August 29, 2010

“Wherever you see a successful business, someone
once made a courageous decision.”
-Peter Drucker

 One potential negative consequence of a prolonged economic downturn is a shift toward conservative decision-making. Experiencing loss can make us tentative, less willing to take chances. We tend to avoid risks that may result in additional losses. The problem with this reaction can be found on the walls of just about any weight-lifting gym in America:

No Pain, No Gain.

More elegantly stated:

“We learn wisdom from failure much more than success. We often discover what we will do, by finding out what we will not do.”
Samuel Smiles

If we act only when success is assured, we lose one of our best sources of growth and knowledge – failure. As Henry Ford said:

“One who fears failure limits his activities.
Failure is only the opportunity to more
intelligently begin again.”

Those who turn adversity into success will be those who are willing to accept the possibility of failure and take those actions they believe will lead them to their chosen goals.

“Little minds are tamed and subdued by misfortunes; but great minds rise above them.”
Washington Irving

Dare to be GREAT!!!!!!!!


When all is failing, be optimistic!

August 24, 2010

Quote of the Week

Optimism is the faith that leads to achievement.
Nothing can be done without hope and confidence.
–Helen Keller

 So, here is the million dollar question: How can you feel optimistic when you just lost 2 escrows and the one remaining is a short sale you’ve been nursing for 8 months? How can you feel confident when nothing seems to be working for you? (I know that was two questions) 

The answer is simple. Your level of optimism cannot be contingent upon how well “things are going.” Self-confidence cannot be contingent on whether you are currently successful. Huh? Yes, that is what I meant to say. Allowing your feelings to be contingent on past and present results is my definition of VICTIMHOOD. 

You have no control over your feelings when you allow them to be shaped by past or current results. They become like corks bouncing on the waves, controlled by the winds and the currents.  Is this how you want to live? Of course not. 

So, how do you break the relationship between what you see and what you believe? The same way you master anything—the same way you get to Carnegie Hall—practice, practice, practice. Detach your feelings from current events. Focus on your vision of the future. Visualize yourself as a happy, healthy, successful person and allow that image to mold your feelings. Yes you will feel better, but more than that—your positive, optimistic attitude will attract people into your life who can help you to succeed.

When you radiate self-confidence, others feel confident in your abilities.


On the Necessity of Failure

February 28, 2010

           

Half of the failures in life come from pulling one’s horse when he is leaping.” Thomas Hood

“Failure,” if understood and appreciated, is a critical step in the growth process.

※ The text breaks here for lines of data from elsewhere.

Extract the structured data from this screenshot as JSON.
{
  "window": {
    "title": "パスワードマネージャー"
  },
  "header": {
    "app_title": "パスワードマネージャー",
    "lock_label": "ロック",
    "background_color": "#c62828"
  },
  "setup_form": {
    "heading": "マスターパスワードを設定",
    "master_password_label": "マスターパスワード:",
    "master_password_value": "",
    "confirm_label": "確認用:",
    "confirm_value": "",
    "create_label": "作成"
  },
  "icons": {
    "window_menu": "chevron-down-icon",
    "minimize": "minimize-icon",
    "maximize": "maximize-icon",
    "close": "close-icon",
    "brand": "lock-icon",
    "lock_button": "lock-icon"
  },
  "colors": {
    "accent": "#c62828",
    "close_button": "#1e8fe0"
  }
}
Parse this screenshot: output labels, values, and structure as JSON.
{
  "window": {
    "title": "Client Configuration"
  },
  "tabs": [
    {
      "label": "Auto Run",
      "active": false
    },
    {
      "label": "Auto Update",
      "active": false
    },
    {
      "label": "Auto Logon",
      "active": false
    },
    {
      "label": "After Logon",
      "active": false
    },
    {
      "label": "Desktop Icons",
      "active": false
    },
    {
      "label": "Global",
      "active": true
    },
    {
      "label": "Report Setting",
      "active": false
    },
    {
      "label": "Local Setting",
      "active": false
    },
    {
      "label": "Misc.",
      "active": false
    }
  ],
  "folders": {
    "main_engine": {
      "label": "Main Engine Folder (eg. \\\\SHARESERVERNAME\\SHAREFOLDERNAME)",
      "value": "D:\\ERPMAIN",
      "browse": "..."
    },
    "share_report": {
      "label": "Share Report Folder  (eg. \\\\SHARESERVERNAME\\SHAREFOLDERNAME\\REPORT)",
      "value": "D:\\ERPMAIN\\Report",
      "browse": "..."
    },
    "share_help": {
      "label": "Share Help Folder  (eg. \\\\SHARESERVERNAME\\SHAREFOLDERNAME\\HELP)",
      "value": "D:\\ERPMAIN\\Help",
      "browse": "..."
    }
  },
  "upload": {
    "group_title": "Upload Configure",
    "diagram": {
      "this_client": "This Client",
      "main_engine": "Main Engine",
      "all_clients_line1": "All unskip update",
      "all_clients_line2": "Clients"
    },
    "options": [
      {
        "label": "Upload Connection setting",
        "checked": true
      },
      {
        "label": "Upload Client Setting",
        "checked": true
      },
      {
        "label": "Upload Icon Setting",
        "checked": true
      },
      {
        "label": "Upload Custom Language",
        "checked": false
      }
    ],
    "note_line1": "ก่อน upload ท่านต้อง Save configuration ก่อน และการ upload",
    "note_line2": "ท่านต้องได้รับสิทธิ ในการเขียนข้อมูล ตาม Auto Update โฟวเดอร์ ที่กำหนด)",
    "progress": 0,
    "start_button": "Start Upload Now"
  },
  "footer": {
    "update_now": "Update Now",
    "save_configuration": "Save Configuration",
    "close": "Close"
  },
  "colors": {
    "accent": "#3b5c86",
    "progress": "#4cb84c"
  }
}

It allows us to hone our skills, test our assumptions and find our true paths. Not understanding the benefits of failure can lead to a life filled with lost opportunities. 

Here is my concern: The current market can present more rejection than some of us are used to. When failure becomes something you strive to avoid at all costs, it can actually attract more failure. Fear of failure can keep us from taking risks, force us to play it safe or not get into the game at all. Or, after taking the leap, it can cause us to pull our horse in mid-air.    

Embrace failure as a necessary step on life’s path. Plow forward, test your limits, act in the face of fear—grow.